* **TASK STATEMENT**
Among the entries below, find the lines that hold the word "JSON" and report them.

*** Opening SUPPLIED DATA ***

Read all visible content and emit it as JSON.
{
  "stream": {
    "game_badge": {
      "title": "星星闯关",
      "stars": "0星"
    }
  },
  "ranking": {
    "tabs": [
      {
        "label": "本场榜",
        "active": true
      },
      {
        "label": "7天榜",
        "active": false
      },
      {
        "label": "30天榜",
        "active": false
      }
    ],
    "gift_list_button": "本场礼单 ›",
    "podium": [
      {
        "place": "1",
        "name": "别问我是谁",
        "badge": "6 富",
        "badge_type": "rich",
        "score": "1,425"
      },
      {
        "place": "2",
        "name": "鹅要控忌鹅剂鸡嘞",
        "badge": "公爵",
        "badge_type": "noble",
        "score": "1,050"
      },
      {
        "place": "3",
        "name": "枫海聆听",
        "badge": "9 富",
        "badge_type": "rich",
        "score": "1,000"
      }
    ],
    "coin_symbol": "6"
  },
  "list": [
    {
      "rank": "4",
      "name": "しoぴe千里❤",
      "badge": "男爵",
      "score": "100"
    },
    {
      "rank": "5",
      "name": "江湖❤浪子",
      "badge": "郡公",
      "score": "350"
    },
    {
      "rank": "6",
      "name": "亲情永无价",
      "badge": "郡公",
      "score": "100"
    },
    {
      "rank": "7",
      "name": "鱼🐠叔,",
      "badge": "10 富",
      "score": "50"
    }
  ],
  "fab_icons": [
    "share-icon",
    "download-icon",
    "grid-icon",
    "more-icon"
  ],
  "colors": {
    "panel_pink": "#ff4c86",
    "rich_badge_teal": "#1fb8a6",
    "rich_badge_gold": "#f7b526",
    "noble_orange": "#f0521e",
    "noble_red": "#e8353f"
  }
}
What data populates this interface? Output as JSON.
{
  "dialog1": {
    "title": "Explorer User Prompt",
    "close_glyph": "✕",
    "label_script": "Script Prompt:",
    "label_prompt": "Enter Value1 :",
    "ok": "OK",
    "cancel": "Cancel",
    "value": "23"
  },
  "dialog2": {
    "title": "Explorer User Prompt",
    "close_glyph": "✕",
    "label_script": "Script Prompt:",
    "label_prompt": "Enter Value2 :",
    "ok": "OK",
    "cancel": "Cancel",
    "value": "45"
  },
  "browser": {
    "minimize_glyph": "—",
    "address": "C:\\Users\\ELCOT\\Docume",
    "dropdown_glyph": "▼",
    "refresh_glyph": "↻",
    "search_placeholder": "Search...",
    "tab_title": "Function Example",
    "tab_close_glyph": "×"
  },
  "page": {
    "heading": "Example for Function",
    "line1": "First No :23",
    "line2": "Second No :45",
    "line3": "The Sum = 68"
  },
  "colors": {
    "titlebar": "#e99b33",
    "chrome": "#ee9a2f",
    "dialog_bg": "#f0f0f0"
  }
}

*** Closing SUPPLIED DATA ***

* **TASK ANSWER**
Read all visible content and emit it as JSON.
What data populates this interface? Output as JSON.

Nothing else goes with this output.